- All 50 states, the District of Columbia, Puerto Rico, and five Indian Tribal Organizations participate in the Commodity Supplemental Food Program
Food Distribution Program on Indian Reservations
The Food Distribution Program on Indian Reservations (FDPIR) provides USDA Foods to income-eligible households living on Indian reservations and to Native American households residing in designated areas near reservations or in Oklahoma. FDPIR offers a wide variety of fresh fruits and vegetables, frozen meats, whole grains, and traditional foods.
Disaster Supplemental Nutrition Assistance Program
The Disaster Supplemental Nutrition Assistance Program is also called food stamps for disaster situations. D-SNAP provides one month of benefits on a debit-type card that you can use at most grocery stores. Once your state sets up a D-SNAP program, you have about a week to apply. If you qualify, you receive benefits within three days.
- You live where:
- The president has declared individual assistance for a disaster
- The U.S. Department of Agriculture’s Food and Nutrition Service has approved states to operate D-SNAP
- Yours has requested and received approval to operate D-SNAP
You may qualify for D-SNAP even if you would not qualify for regular SNAP (food stamps) because:
- You’re out of work or have reduced or delayed income due to the disaster
- You’re facing costly home repairs or temporary shelter expenses
If you already receive SNAP, you can apply for D-SNAP if you do not get the most allowable under SNAP and have disaster-related losses.
As a separate benefit, you may be able to get free meals for your children or your entire family. School meals programs provide these meals.
List compiled by USA.gov
Food Banks, Soup Kitchens and Free Food Pantries
The Feeding America nationwide network of food banks and food programs helps millions of people find food and grocery help in their communities every year. Connect with your local food bank to learn about upcoming free food distributions and to apply for national food programs.
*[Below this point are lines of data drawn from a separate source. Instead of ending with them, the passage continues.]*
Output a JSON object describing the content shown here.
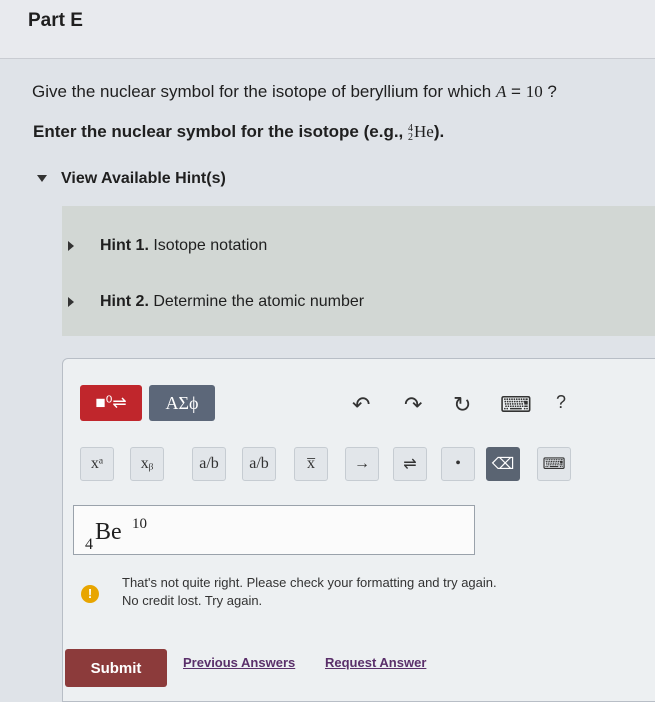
{
  "part": {
    "title": "Part E"
  },
  "question": {
    "text": "Give the nuclear symbol for the isotope of beryllium for which ",
    "var": "A",
    "eq": " = ",
    "num": "10",
    "tail": " ?"
  },
  "instruction": {
    "text": "Enter the nuclear symbol for the isotope (e.g., ",
    "example_mass": "4",
    "example_atomic": "2",
    "example_symbol": "He",
    "tail": ")."
  },
  "hints": {
    "toggle_label": "View Available Hint(s)",
    "items": [
      {
        "number": "Hint 1.",
        "label": "Isotope notation"
      },
      {
        "number": "Hint 2.",
        "label": "Determine the atomic number"
      }
    ]
  },
  "toolbar": {
    "template_label": "■⁰⇌",
    "greek_label": "ΑΣϕ",
    "undo_icon": "↶",
    "redo_icon": "↷",
    "reset_icon": "↻",
    "keyboard_icon": "⌨",
    "help_icon": "?"
  },
  "keys": {
    "superscript": "xᵃ",
    "subscript": "xᵦ",
    "fraction": "a/b",
    "fraction_alt": "a/b",
    "vector": "x̅",
    "arrow": "→",
    "equilibrium": "⇌",
    "dot": "•",
    "delete": "⌫",
    "keypad": "⌨"
  },
  "answer": {
    "symbol": "Be",
    "superscript": "10",
    "subscript": "4"
  },
  "feedback": {
    "icon": "!",
    "line1": "That's not quite right. Please check your formatting and try again.",
    "line2": "No credit lost. Try again."
  },
  "actions": {
    "submit_label": "Submit",
    "previous_label": "Previous Answers",
    "request_label": "Request Answer"
  },
  "colors": {
    "submit": "#8c3b3b",
    "template_button": "#c0262c",
    "greek_button": "#5c6779",
    "warning": "#e8a500"
  }
}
Foodpantries.org is a directory of food Banks, soup kitchens, subsidized groceries and non-profit organizations committed to fighting hunger by state.